Documentation for the general public from government entities, as well as medical, financial, and legal service providers, is often difficult for consumers to understand and follow. Such poorly prepared documents diminish consumers’ abilities to make informed decisions about their health, rights, and finances. These documents create problems for both the users and producers of the documents. With the ease of accessing documents online, organizations face increasing pressure to create effective content appropriate for broad audiences.
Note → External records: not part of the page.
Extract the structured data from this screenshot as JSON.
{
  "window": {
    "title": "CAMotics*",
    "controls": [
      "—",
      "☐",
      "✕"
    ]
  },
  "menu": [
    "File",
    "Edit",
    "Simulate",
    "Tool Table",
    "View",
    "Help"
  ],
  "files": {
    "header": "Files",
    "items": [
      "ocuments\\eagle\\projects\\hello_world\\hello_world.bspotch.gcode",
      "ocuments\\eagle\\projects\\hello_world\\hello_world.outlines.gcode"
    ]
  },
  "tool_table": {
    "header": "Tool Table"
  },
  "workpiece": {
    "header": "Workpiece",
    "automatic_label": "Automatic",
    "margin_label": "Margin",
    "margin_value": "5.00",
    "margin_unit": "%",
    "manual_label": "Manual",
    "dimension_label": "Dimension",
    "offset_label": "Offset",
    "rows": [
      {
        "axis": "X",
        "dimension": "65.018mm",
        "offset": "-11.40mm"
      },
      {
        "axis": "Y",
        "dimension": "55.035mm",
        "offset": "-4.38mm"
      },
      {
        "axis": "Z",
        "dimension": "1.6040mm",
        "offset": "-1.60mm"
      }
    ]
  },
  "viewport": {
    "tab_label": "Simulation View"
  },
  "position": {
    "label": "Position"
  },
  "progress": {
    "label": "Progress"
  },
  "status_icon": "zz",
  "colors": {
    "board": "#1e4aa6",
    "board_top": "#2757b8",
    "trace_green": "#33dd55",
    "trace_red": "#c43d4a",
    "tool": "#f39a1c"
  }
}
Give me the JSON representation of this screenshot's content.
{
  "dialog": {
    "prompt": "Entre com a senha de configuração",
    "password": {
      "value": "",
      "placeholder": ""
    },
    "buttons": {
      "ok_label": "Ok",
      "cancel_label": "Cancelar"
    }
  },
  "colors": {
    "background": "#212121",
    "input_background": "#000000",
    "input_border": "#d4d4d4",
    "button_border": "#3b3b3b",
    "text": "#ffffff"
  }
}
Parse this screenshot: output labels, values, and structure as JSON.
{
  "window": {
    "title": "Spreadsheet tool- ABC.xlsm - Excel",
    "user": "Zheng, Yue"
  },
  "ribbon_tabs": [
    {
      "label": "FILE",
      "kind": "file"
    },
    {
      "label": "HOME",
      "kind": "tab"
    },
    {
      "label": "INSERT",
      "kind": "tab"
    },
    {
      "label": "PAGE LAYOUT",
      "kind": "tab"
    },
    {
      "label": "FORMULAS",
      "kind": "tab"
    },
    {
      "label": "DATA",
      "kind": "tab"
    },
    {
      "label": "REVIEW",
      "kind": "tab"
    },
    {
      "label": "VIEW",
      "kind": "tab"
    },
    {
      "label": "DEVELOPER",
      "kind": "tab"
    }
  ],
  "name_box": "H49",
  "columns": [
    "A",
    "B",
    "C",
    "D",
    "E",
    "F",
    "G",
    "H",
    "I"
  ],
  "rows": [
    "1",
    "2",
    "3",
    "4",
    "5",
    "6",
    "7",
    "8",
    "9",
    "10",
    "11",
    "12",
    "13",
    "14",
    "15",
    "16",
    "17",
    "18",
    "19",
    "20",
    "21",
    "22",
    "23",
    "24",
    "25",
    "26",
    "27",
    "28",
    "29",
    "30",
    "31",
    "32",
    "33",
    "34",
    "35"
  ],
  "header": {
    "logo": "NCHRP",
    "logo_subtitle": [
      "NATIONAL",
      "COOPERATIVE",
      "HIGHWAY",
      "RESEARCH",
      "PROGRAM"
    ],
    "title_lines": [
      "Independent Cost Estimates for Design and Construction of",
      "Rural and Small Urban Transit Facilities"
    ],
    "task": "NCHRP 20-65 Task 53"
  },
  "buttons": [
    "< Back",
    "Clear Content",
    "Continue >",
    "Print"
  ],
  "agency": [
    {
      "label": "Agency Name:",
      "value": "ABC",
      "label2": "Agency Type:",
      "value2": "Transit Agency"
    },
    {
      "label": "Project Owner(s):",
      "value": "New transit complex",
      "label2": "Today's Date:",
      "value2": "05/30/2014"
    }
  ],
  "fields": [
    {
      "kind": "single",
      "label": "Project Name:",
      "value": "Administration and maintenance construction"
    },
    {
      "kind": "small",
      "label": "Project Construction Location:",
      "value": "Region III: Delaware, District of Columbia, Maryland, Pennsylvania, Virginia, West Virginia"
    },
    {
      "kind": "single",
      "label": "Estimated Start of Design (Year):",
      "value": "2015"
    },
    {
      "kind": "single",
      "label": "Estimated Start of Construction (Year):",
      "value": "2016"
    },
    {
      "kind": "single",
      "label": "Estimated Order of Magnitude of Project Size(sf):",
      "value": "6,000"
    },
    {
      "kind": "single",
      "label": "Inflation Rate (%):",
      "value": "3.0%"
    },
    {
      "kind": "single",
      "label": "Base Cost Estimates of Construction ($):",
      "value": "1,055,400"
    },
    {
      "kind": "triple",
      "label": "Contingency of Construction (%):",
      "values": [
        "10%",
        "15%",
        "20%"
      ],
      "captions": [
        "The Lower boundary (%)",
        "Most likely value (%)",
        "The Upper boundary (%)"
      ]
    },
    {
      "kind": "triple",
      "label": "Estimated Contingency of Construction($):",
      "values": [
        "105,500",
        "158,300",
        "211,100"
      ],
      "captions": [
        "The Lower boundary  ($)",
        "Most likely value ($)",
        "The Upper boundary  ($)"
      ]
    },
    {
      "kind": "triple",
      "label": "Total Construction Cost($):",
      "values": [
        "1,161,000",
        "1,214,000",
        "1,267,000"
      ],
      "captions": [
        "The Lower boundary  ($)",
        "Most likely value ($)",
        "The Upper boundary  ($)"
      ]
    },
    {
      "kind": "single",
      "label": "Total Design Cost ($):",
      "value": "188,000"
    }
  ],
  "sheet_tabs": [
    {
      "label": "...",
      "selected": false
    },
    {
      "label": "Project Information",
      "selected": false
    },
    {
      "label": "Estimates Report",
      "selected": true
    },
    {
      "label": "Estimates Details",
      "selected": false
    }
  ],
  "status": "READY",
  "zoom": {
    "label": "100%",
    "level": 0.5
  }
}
Plain language offers an approach to language and design for producing easily accessible and readable public documents. Among other suggestions, plain-language advocates suggest reducing jargon, writing shorter sentences, and providing clear section headings. However, the plain-language movement faces two potential challenges to wider acceptance. First, many professional communicators may not be familiar with the range of guidelines, with relevant federal and national regulations, or with specific details of the approach. Second, the guidelines themselves are often open to interpretation and in some ways oversimplify complexities of communication with multiple audiences and across different media.